Genetic defects and certain inherited disorders can cause infertility. These conditions can result in low, abnormal sperm production or even cause abnormal development of the male reproductive organs.
Prolonged exposure to certain environmental factors such as industrial chemicals, heavy metals, radiation, or heat can hamper sperm production or reduce sperm function. These factors include industrial chemicals, heavy metals, and radiation.
Unhealthy lifestyle choices like consumption of alcohol, tobacco and illicit drugs can have a negative impact on sperm quality and sperm count as well as cause sexual dysfunction. Being obese or overweight can also impair fertility in several ways.
Diagnosing Male Infertility

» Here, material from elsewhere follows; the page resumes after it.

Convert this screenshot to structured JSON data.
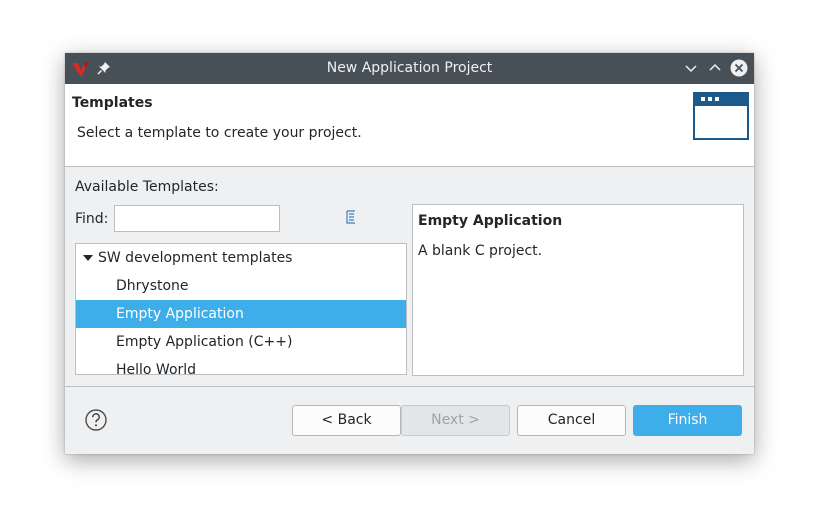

Male fertility is primarily tested by a physical check-up and a semen analysis. The semen analysis checks for sperm count, sperm motility and shape. Further investigations like ultrasound, hormone testing, post-ejaculation urinalysis, genetic tests, testicular biopsy, and specialised sperm function tests may be recommended to explain any anomalies detected in the preliminary investigations.
What a Semen Analysis Can Detect
A sperm analysis is a non-invasive diagnostic test. The male is required to submit a collection of sperm for this test. Semen analysis is transferred to the lab for assessment. In a laboratory, the sperm sample is washed and concentrated. After that, the concentrated sample is examined under a microscope to determine the number, shape, and appearance of the sperm cells.
Possible Male Fertility Problems
Male infertility can be caused by a variety of factors, including
Low sperm count
Poor sperm motility or morphology
Cancer is an example of a chronic illness.
Male reproductive organ damage
Poor lifestyle choices
Treatments for Male Infertility
Advances in the field of fertility medicine have brought about dramatic changes in the ability to diagnose and treat problems with male fertility. ICSI or Intra Cytoplasmic Sperm Injection is an ART technique that involves injecting a single sperm cell directly into the egg to promote fertilization in an IVF cycle. This procedure was introduced in the early 1990s and is a preferred treatment for patients with mild or severe male factor infertility.
In some situations, interventional procedures like varicocele repair can be used to improve reproductive function in men.
Surgical sperm retrieval procedures are used to retrieve sperm from the testes in cases where normal sperm production or sperm ejaculation is inhibited. Fortunately, treatment is possible in almost all cases of male infertility.
Frequently Asked Questions
What are the different methods for sperm retrieval?
There are various surgical and non-surgical methods to retrieve sperm – TESA (Testicular Sperm Aspiration), PESA (Percutaneous Epididymal Sperm Aspiration), MicroTESE(Microsurgical Testicular Sperm Extraction) and electroejaculation.
What are the risk factors of Male Infertility?
Risk factors of male infertility include smoking tobacco, alcohol abuse, obesity, overheating of testicles, history of trauma to the testicles, congenital fertility disorders, prior vasectomy, certain medical conditions like sickle cell disease and specific treatments such as cancer treatments.
How to boost Male Fertility?
Following a balanced diet, maintaining healthy body weight and avoiding unhealthy habits like smoking tobacco and consuming excess alcohol can have a positive impact on male fertility and sexual function.